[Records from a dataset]
##############################

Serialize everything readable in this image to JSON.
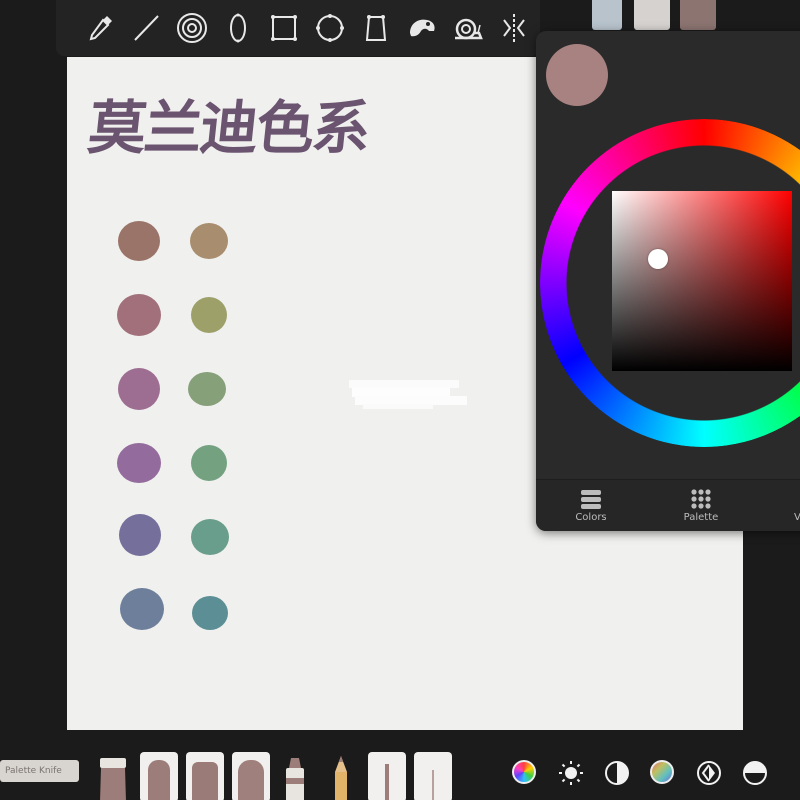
{
  "window": {
    "title": ""
  },
  "canvas": {
    "title_text": "莫兰迪色系",
    "title_color": "#6b5470",
    "swatches_left": [
      "#9a7369",
      "#a1707b",
      "#9d6e92",
      "#946b9d",
      "#756f9c",
      "#6d7f9b"
    ],
    "swatches_right": [
      "#a88d6f",
      "#9ea06a",
      "#86a07a",
      "#74a281",
      "#6a9e8c",
      "#5c8f95"
    ]
  },
  "top_toolbar": {
    "tools": [
      "eyedropper-icon",
      "line-icon",
      "concentric-circles-icon",
      "ellipse-icon",
      "rectangle-icon",
      "circle-icon",
      "perspective-rect-icon",
      "chameleon-icon",
      "snail-icon",
      "symmetry-icon"
    ]
  },
  "top_swatches": [
    "#b8c3cc",
    "#d6d2d0",
    "#8c7471"
  ],
  "color_panel": {
    "current_color": "#a88280",
    "tabs": [
      {
        "label": "Colors"
      },
      {
        "label": "Palette"
      },
      {
        "label": "V"
      }
    ]
  },
  "bottom_bar": {
    "active_tool_label": "Palette Knife",
    "brush_tip_color": "#9d7d79",
    "adjustments": [
      "color-wheel-icon",
      "brightness-icon",
      "contrast-icon",
      "hue-icon",
      "invert-icon",
      "half-circle-icon"
    ]
  }
}
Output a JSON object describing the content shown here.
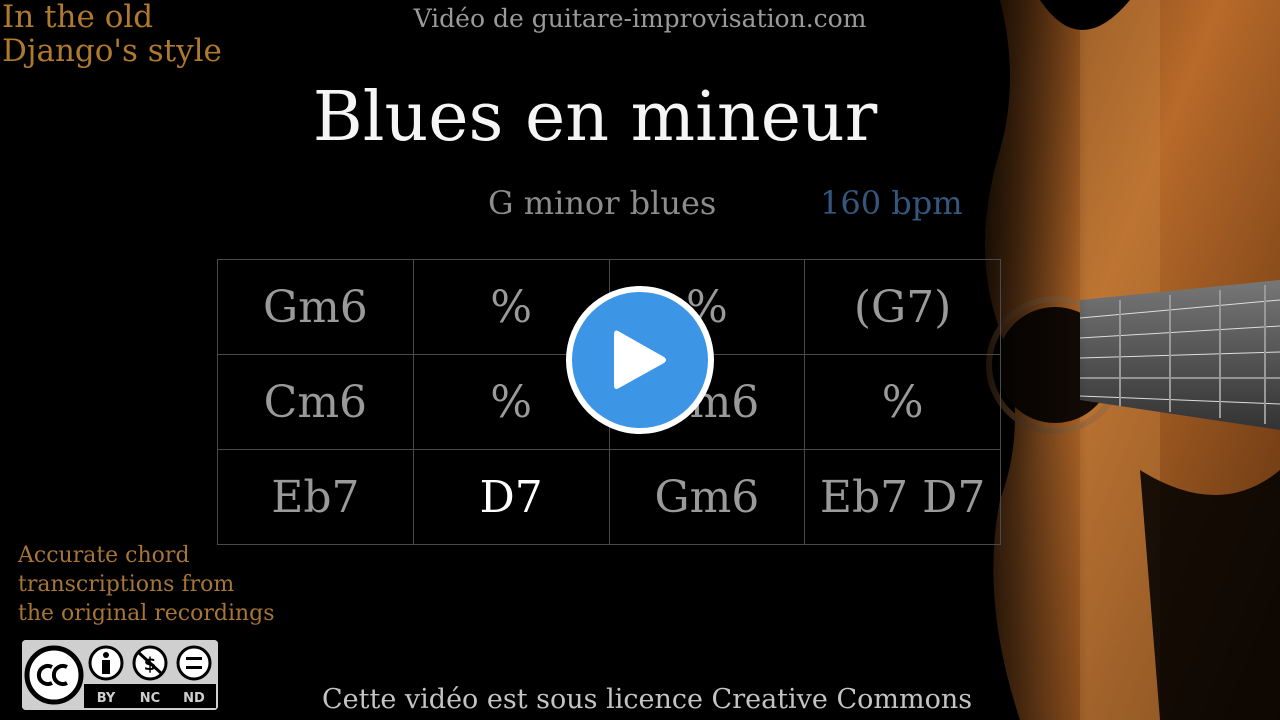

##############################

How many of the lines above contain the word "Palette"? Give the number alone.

2